• _What to work on_:
Using the data that follows, give the number of lines in which the word "home" occurs. Write only the number.
==== Data for this task
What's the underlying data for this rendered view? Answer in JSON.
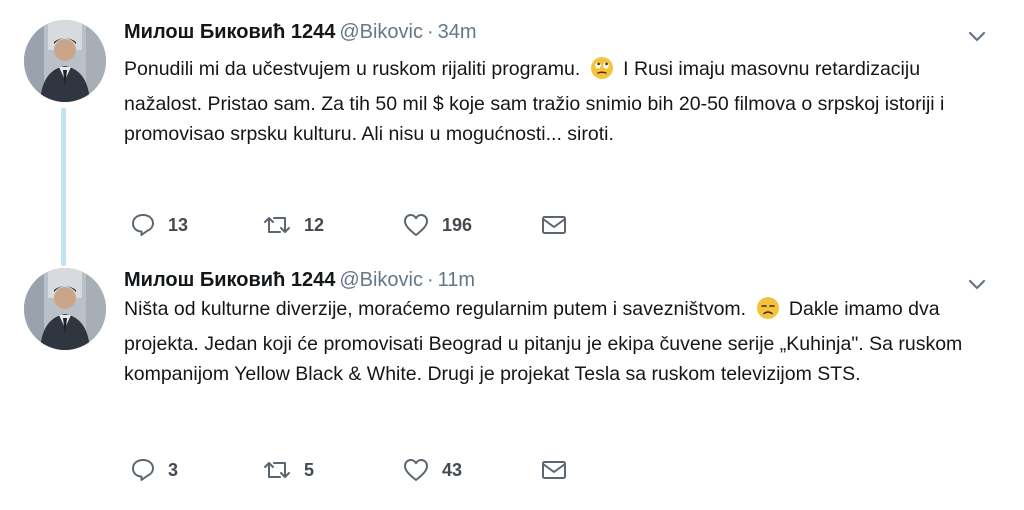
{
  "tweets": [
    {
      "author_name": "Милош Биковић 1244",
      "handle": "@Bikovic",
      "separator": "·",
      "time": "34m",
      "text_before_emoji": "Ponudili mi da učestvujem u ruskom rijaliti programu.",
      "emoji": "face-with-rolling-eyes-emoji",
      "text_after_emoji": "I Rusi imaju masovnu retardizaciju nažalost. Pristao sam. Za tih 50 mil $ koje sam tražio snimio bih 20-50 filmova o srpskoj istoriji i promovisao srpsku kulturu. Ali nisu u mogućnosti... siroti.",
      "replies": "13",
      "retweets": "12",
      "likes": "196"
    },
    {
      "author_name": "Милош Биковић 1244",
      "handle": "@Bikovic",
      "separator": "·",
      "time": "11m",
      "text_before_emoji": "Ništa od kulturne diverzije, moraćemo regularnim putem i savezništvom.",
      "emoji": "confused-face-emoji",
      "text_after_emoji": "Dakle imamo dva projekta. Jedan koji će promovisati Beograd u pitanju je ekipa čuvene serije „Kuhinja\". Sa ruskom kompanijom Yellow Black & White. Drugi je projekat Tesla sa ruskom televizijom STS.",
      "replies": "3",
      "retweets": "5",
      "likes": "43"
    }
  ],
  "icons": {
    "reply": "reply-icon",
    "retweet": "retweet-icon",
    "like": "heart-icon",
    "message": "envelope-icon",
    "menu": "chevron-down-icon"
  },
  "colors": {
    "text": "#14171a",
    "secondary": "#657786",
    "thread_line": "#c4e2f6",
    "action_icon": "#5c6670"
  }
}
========
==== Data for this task
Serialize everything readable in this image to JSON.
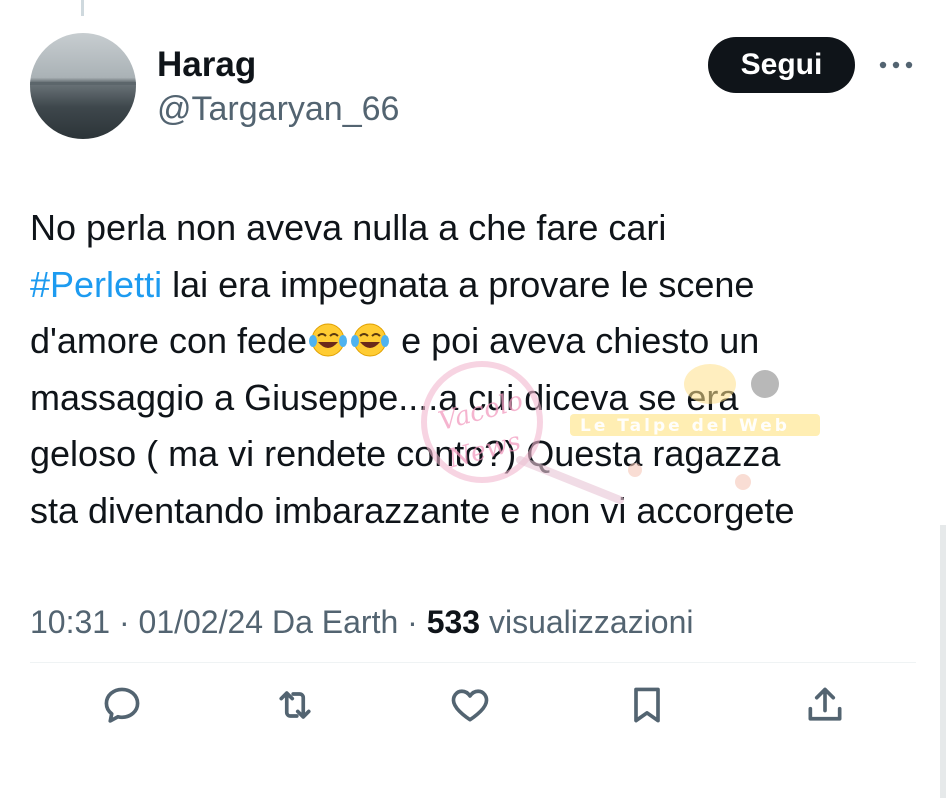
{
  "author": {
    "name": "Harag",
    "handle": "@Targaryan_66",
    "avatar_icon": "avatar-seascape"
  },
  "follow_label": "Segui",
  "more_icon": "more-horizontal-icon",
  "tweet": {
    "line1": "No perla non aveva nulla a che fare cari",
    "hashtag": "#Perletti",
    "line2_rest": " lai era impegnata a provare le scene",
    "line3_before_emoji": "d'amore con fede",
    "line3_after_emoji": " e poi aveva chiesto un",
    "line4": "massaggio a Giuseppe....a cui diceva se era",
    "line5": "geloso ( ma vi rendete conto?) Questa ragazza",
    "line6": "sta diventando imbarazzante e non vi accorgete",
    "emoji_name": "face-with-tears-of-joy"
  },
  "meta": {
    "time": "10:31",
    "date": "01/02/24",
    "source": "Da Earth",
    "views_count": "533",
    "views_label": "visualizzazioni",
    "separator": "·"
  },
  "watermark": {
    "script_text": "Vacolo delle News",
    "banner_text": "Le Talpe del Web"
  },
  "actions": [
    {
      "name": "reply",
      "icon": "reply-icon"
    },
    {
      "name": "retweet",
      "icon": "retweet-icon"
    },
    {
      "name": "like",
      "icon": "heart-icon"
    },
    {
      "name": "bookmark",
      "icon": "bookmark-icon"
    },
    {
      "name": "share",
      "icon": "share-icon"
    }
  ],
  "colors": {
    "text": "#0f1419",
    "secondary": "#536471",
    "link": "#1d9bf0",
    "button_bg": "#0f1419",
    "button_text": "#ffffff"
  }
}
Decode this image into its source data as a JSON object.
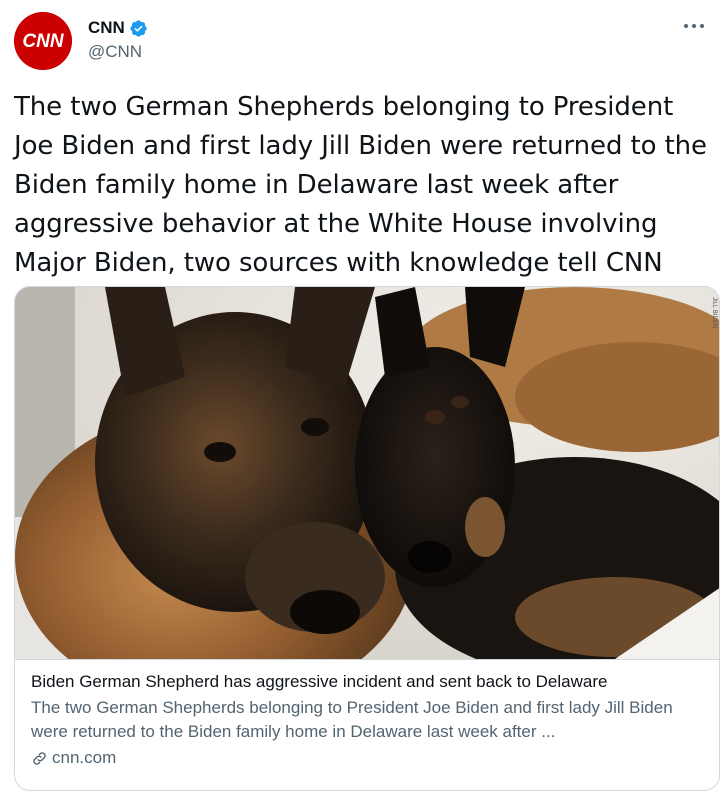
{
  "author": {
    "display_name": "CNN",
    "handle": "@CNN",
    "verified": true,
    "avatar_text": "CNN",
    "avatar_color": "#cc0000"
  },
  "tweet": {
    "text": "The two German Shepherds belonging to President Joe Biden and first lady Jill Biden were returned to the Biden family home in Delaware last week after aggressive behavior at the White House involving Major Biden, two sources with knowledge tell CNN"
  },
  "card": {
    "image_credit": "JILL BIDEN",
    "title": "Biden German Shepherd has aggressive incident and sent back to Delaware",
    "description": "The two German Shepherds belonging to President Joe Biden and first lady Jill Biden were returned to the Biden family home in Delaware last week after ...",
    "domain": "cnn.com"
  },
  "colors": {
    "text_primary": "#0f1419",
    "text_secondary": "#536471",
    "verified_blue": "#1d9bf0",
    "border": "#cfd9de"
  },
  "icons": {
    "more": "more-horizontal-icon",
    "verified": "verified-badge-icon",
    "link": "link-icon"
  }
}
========
• _Output of the exercise_:
2